What is expected>
Go through the listing below and list every line with "見積登録".

··· Data for this exercise ···

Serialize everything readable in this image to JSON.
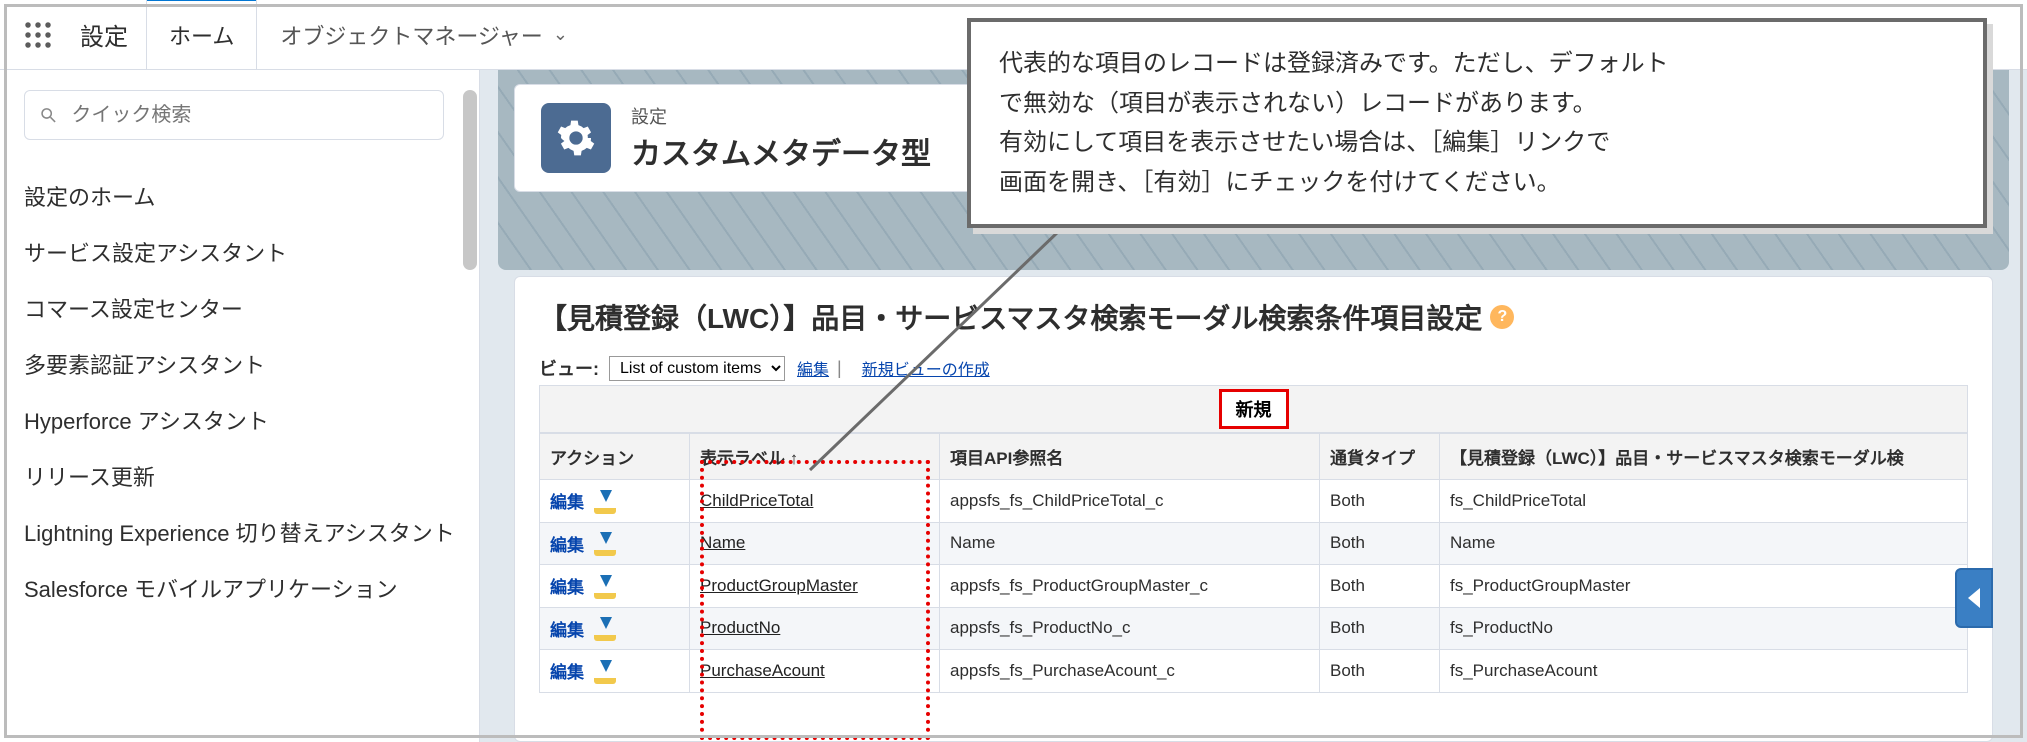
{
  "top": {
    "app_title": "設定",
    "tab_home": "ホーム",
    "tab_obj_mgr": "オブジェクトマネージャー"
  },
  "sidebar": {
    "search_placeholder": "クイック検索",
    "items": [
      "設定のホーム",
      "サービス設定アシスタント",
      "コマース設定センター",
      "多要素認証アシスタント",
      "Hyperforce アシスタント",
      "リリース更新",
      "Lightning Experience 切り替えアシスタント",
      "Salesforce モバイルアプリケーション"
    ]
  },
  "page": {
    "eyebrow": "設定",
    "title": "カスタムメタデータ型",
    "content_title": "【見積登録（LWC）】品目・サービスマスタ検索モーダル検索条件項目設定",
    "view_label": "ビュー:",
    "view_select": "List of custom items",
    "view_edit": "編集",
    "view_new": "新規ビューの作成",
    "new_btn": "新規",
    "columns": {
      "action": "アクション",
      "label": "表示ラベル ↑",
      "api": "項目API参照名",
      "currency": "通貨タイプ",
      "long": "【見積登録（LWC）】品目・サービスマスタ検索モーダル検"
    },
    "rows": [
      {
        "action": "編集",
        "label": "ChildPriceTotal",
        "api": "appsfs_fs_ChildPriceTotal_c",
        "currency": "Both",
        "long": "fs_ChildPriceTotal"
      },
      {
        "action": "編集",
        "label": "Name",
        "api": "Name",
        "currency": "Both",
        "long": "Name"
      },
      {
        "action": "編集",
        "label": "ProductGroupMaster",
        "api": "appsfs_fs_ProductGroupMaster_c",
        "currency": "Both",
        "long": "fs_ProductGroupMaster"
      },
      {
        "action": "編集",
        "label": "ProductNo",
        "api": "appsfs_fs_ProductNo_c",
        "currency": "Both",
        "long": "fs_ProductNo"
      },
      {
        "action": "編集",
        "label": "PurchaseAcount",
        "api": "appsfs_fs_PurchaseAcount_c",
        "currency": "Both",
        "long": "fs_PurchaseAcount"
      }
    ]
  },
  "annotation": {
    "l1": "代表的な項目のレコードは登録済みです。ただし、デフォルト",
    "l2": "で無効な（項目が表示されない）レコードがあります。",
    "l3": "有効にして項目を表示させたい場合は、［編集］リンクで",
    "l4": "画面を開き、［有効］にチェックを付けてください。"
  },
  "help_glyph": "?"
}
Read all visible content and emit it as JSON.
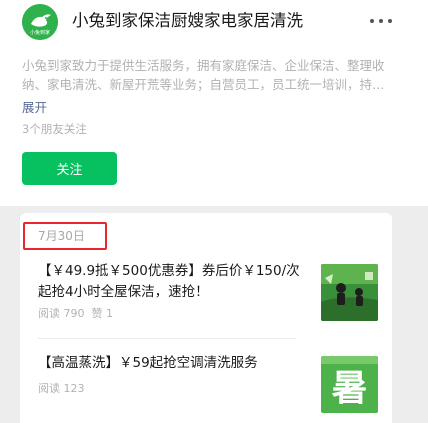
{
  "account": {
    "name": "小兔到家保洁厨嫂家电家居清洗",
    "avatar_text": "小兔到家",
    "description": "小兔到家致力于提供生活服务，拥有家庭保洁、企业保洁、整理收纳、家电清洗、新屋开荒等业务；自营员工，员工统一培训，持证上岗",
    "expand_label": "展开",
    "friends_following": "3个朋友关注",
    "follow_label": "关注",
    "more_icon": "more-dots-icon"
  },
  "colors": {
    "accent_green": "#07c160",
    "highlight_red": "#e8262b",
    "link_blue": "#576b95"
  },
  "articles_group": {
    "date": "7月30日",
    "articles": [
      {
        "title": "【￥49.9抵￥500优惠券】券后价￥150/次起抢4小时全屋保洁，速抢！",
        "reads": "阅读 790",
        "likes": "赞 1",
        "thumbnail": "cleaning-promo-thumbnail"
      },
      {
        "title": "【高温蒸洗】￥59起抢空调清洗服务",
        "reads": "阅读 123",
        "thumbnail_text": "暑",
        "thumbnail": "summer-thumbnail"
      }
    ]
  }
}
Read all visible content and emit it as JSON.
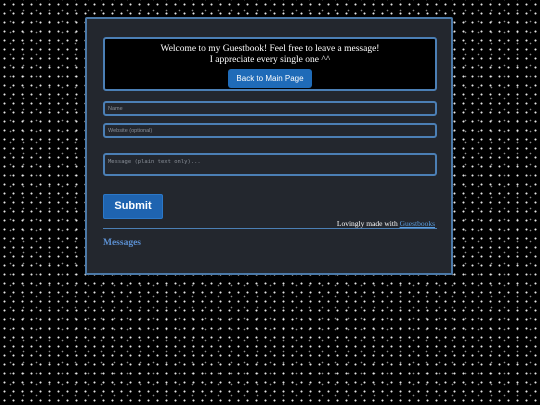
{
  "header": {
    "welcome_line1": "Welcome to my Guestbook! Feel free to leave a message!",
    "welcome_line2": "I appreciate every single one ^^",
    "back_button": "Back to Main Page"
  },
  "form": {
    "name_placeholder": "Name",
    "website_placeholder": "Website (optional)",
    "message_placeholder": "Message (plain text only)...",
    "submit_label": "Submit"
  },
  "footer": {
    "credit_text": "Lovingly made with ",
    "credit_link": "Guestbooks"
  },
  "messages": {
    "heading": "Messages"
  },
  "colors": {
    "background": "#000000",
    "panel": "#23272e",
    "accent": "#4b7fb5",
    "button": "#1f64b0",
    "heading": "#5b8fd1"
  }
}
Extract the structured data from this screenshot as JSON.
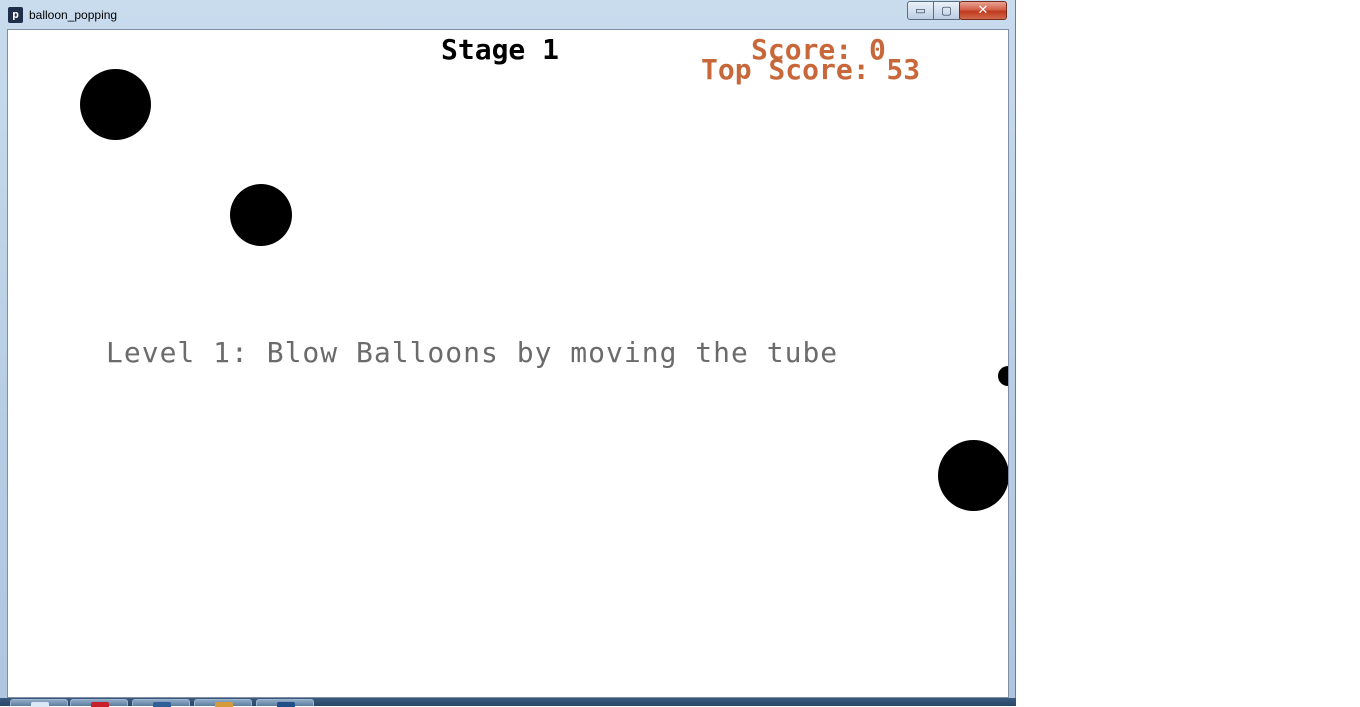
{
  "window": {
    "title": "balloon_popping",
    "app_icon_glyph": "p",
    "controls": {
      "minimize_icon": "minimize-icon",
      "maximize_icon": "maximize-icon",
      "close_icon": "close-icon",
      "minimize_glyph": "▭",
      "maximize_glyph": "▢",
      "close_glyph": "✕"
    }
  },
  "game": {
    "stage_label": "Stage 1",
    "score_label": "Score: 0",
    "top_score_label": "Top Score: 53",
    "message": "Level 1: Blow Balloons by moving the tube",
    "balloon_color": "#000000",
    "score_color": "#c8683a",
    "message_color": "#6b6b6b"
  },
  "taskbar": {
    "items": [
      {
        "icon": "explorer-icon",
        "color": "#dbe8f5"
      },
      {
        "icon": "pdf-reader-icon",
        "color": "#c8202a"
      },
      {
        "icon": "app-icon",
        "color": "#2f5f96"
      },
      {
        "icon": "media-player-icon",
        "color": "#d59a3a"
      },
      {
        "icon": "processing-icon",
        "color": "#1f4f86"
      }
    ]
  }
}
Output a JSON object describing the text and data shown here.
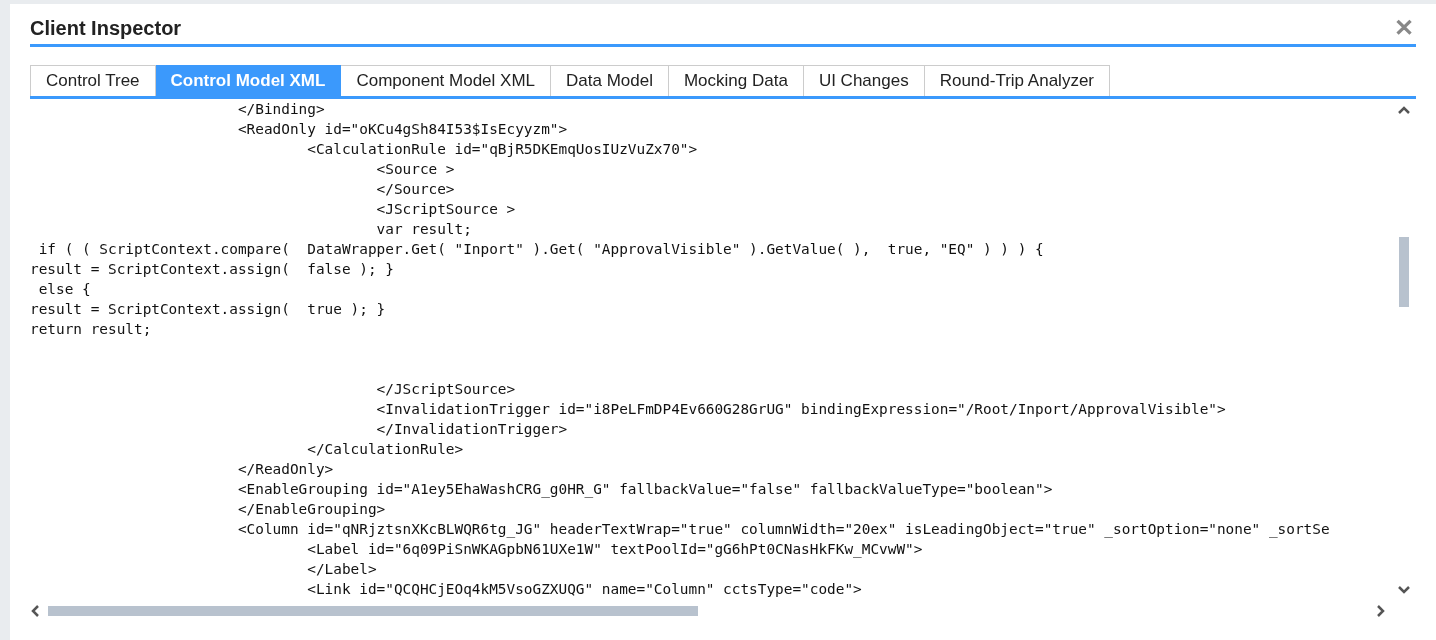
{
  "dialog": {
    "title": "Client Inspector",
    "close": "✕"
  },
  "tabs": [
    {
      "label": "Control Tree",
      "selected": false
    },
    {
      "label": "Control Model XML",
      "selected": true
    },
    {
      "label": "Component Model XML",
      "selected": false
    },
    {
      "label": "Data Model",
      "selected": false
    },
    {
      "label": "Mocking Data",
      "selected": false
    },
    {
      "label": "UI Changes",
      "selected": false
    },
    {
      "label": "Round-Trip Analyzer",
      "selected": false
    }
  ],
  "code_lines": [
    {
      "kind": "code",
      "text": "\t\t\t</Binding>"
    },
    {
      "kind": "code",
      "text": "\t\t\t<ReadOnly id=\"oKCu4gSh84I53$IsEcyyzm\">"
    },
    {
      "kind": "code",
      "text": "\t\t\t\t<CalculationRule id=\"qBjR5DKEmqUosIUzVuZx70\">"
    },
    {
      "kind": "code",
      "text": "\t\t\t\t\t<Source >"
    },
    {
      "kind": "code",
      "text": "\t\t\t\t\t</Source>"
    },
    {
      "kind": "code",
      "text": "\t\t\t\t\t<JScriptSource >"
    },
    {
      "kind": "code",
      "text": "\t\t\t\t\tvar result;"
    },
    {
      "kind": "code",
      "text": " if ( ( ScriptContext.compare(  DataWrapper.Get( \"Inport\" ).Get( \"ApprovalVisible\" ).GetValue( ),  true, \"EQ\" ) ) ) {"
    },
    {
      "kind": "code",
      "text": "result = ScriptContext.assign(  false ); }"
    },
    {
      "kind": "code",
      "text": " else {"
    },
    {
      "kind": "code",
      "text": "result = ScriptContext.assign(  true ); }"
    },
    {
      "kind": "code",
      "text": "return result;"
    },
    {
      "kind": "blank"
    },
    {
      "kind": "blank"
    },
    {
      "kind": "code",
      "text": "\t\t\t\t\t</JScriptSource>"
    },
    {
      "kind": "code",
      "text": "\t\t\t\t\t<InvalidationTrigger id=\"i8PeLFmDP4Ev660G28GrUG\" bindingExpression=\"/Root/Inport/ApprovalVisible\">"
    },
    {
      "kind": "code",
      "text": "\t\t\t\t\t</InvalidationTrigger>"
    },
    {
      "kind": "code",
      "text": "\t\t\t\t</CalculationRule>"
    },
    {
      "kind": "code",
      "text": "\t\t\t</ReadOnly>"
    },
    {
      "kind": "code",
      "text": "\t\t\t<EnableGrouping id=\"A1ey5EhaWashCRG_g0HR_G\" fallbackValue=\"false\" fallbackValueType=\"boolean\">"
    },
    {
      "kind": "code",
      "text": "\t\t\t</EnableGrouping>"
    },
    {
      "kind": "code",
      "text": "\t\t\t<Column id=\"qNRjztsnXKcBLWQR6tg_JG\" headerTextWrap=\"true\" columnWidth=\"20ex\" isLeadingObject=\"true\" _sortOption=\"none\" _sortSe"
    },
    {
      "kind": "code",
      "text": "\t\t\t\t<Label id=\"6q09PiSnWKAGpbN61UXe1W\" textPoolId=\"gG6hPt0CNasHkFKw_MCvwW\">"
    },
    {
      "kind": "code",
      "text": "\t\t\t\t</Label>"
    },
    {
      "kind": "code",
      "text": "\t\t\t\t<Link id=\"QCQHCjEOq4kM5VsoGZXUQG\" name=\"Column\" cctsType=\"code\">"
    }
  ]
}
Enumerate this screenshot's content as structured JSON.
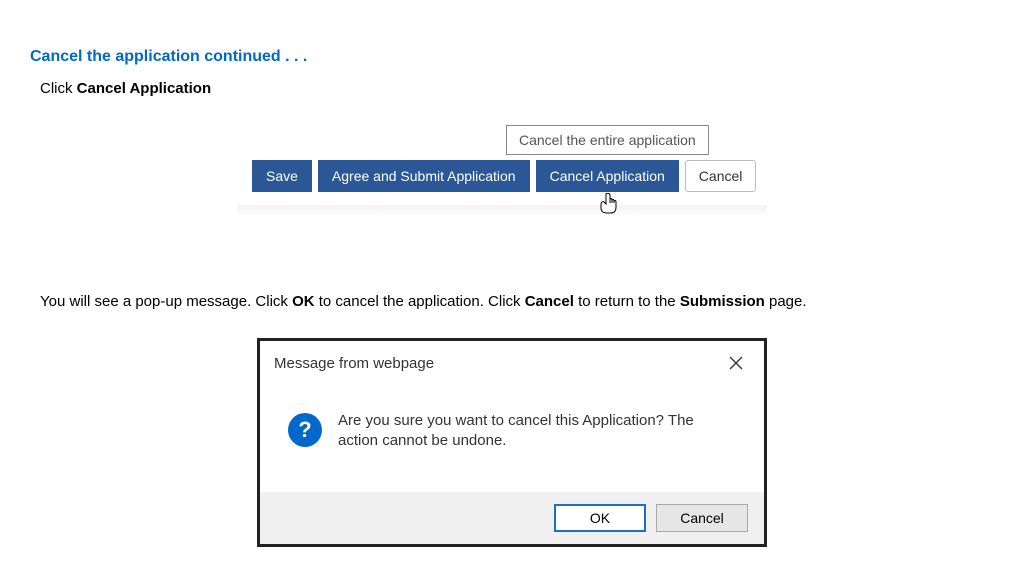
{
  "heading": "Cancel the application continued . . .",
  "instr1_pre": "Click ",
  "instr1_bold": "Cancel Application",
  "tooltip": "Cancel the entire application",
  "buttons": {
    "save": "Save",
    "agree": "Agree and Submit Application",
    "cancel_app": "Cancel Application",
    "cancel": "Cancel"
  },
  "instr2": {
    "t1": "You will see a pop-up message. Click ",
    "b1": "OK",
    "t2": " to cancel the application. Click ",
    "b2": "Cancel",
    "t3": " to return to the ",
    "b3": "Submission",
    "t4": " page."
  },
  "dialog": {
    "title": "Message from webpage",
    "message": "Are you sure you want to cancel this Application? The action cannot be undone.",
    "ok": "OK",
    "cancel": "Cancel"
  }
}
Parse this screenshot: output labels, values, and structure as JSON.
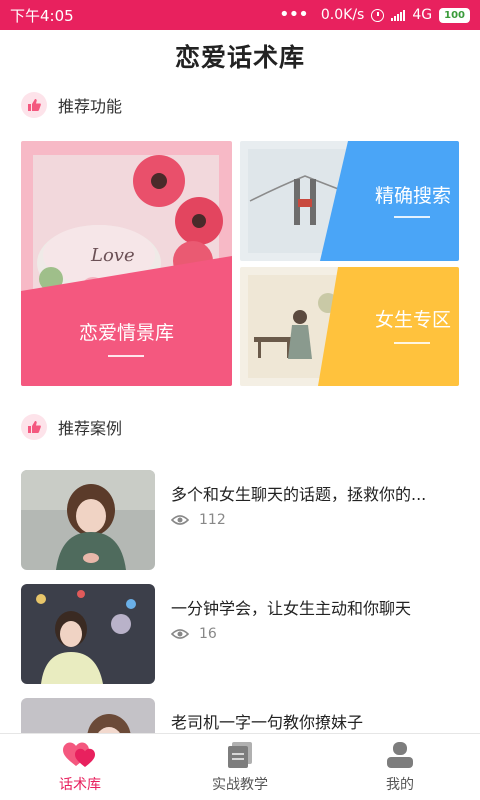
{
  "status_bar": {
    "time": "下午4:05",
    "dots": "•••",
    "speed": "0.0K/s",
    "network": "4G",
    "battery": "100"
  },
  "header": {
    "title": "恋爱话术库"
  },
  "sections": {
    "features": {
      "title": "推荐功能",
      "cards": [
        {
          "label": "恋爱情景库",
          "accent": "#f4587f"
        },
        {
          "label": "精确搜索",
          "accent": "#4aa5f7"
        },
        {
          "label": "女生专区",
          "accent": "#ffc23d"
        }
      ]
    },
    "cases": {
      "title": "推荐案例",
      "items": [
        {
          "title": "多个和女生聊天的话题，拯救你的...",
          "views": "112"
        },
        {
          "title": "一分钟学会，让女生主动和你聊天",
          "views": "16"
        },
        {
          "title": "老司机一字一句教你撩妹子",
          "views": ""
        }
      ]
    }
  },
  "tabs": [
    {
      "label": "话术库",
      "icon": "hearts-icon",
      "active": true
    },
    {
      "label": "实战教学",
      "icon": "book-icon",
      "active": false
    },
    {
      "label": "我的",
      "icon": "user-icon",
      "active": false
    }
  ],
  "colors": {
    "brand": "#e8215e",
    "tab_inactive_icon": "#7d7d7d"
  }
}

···

Answer space>
    "content_title": "【見積登録（LWC）】品目・サービスマスタ検索モーダル検索条件項目設定",
      "long": "【見積登録（LWC）】品目・サービスマスタ検索モーダル検"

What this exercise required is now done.